Since there are no physical products to transport and maintain, this aspect of the planning process can relieve a considerable amount of stress from workers throughout the entire car making process.
Working remotely means communicating with internal and external teams without the nuance of face-to-face collaboration. However, traditional digital tools limit the ability for multiple individuals to work together seamlessly from separate networks and devices. Augmented reality bridges the gap, and allows logistics professionals to work better together in a shorter amount of time.
Using multi-device synchronization, augmented reality has the potential to transform the online workplace as we’ve known it. This capability allows specialists along the logistics chain to access digital information from their respective connected devices, streamlining the workday for all levels of management and staff.
Since all of the elements of the production process are stored remotely via cloud-based database systems, multiple users are able to access the same assets simultaneously. This method is more flexible, and much faster than limiting each phase of the testing, design, and initiation processes to a small team of in-house technicians.

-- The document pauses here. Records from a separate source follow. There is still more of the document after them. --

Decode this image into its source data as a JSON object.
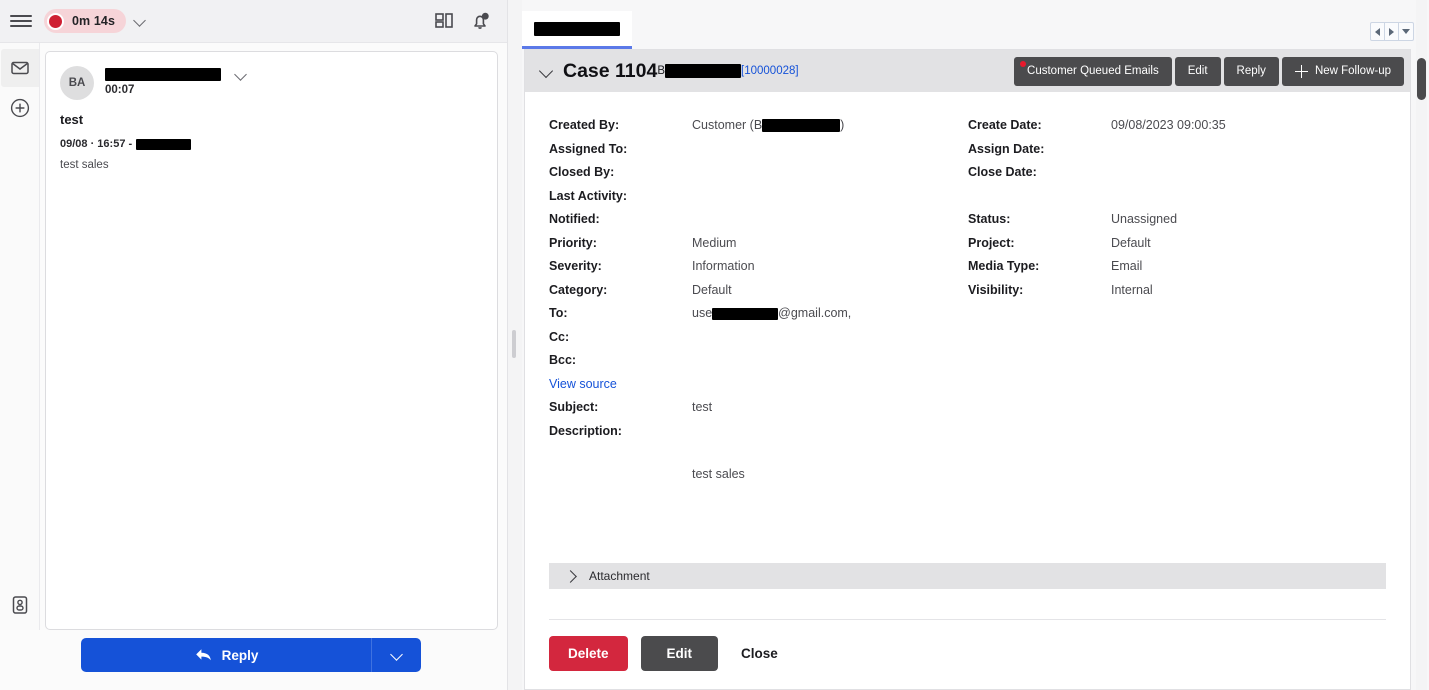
{
  "left": {
    "topbar": {
      "menu_icon": "hamburger-icon",
      "timer_label": "0m 14s",
      "timer_dot_color": "#cf2033",
      "timer_bg_color": "#f6d4d8",
      "dropdown_icon": "chevron-down-icon",
      "dashboard_icon": "dashboard-icon",
      "notifications_icon": "bell-icon"
    },
    "rail": {
      "items": [
        {
          "icon": "envelope-icon",
          "active": true
        },
        {
          "icon": "plus-circle-icon",
          "active": false
        }
      ],
      "bottom_icon": "contact-card-icon"
    },
    "conversation": {
      "avatar_initials": "BA",
      "sender_name_redacted": true,
      "time": "00:07",
      "subject": "test",
      "meta_prefix": "09/08 · 16:57 -",
      "meta_name_redacted": true,
      "body": "test sales",
      "expand_icon": "chevron-down-icon"
    },
    "reply_button": {
      "label": "Reply",
      "icon": "reply-arrow-icon",
      "dropdown_icon": "chevron-down-icon",
      "color": "#1552d8"
    }
  },
  "right": {
    "tabbar": {
      "paren": "(",
      "tab_label_redacted": true,
      "tab_active_color": "#5b79e8",
      "nav": {
        "prev_icon": "triangle-left-icon",
        "next_icon": "triangle-right-icon",
        "more_icon": "triangle-down-icon"
      }
    },
    "case": {
      "collapse_icon": "chevron-down-icon",
      "title": "Case 1104",
      "ref_prefix": "B",
      "ref_redacted": true,
      "ref_number": "[10000028]",
      "actions": [
        {
          "label": "Customer Queued Emails",
          "badge": true,
          "name": "customer-queued-emails-button"
        },
        {
          "label": "Edit",
          "badge": false,
          "name": "edit-button"
        },
        {
          "label": "Reply",
          "badge": false,
          "name": "reply-button"
        },
        {
          "label": "New Follow-up",
          "badge": false,
          "icon": "plus-icon",
          "name": "new-follow-up-button"
        }
      ],
      "fields_left": [
        {
          "label": "Created By:",
          "value": "Customer (B",
          "value_suffix": ")",
          "redacted": true
        },
        {
          "label": "Assigned To:",
          "value": ""
        },
        {
          "label": "Closed By:",
          "value": ""
        },
        {
          "label": "Last Activity:",
          "value": ""
        },
        {
          "label": "Notified:",
          "value": ""
        },
        {
          "label": "Priority:",
          "value": "Medium"
        },
        {
          "label": "Severity:",
          "value": "Information"
        },
        {
          "label": "Category:",
          "value": "Default"
        }
      ],
      "fields_right": [
        {
          "label": "Create Date:",
          "value": "09/08/2023 09:00:35"
        },
        {
          "label": "Assign Date:",
          "value": ""
        },
        {
          "label": "Close Date:",
          "value": ""
        },
        {
          "label": "",
          "value": ""
        },
        {
          "label": "Status:",
          "value": "Unassigned"
        },
        {
          "label": "Project:",
          "value": "Default"
        },
        {
          "label": "Media Type:",
          "value": "Email"
        },
        {
          "label": "Visibility:",
          "value": "Internal"
        }
      ],
      "email": {
        "to_label": "To:",
        "to_prefix": "use",
        "to_suffix": "@gmail.com,",
        "to_redacted": true,
        "cc_label": "Cc:",
        "cc_value": "",
        "bcc_label": "Bcc:",
        "bcc_value": "",
        "view_source": "View source",
        "subject_label": "Subject:",
        "subject_value": "test",
        "description_label": "Description:",
        "description_body": "test sales"
      },
      "attachment": {
        "label": "Attachment",
        "expand_icon": "chevron-right-icon"
      },
      "footer": {
        "delete_label": "Delete",
        "edit_label": "Edit",
        "close_label": "Close",
        "delete_color": "#d3273e",
        "edit_color": "#4b4b4d"
      }
    }
  }
}
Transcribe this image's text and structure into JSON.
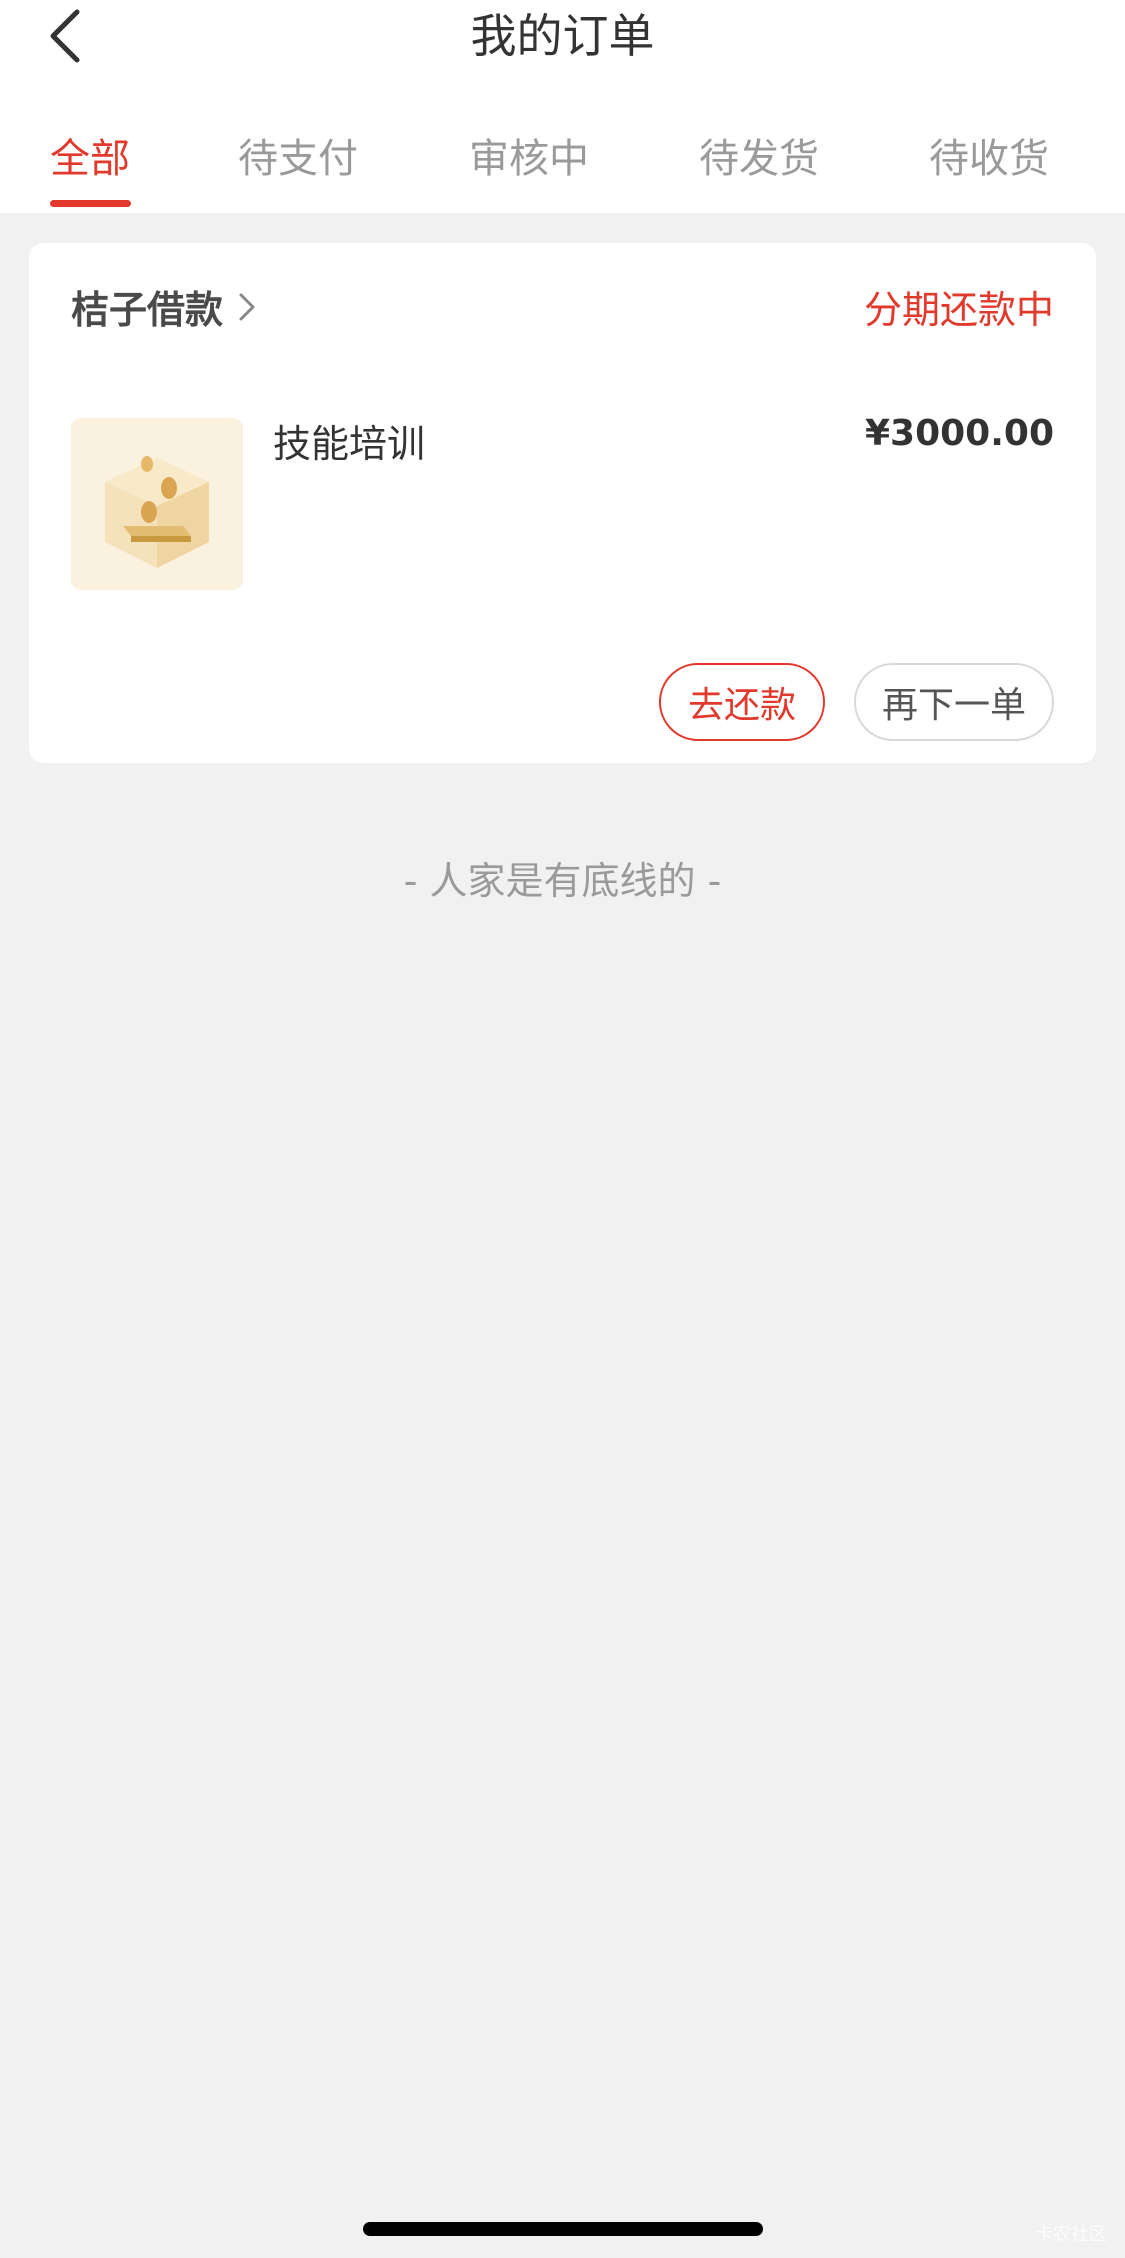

Opening up the logistics and planning processes to all necessary parties gives more people input and decision-making power throughout the supply chain. As we’ve seen with AR/VR tech over the last few years, this change alone has the potential to transform the culture and overall success of even the largest auto brands.
Augmented Reality for Space-Saving Production
The use of mixed reality can also be applied to maximize the amount of space available for each individual employee. Those who are working in smaller or shared home office locations are able to project their workstation onto an area of their choice using certain add ons.
CAD design data, presentations, and even live communications can be projected onto a desk or table top using holographic imaging. Rather than working through a headset, this option opens up creative opportunities for all technicians – no matter where they’re working.
Eliminating the need for a spacious group setting is another aspect of augmented reality use that is reducing costs for automotive companies and employees alike.
While augmented reality has been a mainstay in the auto industry for a few years now, Audi has taken the reins by applying this immersive technology to the logistics sphere. Using virtual car configurator, digital render manipulation, and other remote development tools is connecting at-home and in-office specialists like never before.
Whether you’re in the market for a new car or you’re interested in the growth of this groundbreaking technology, Audi has solidified its place on the tech map for the foreseeable future. The growth of immersive imaging and the development of AR/VR technology in the auto industry is set to keep the industry growing rapidly, while expelling common costs at the same time.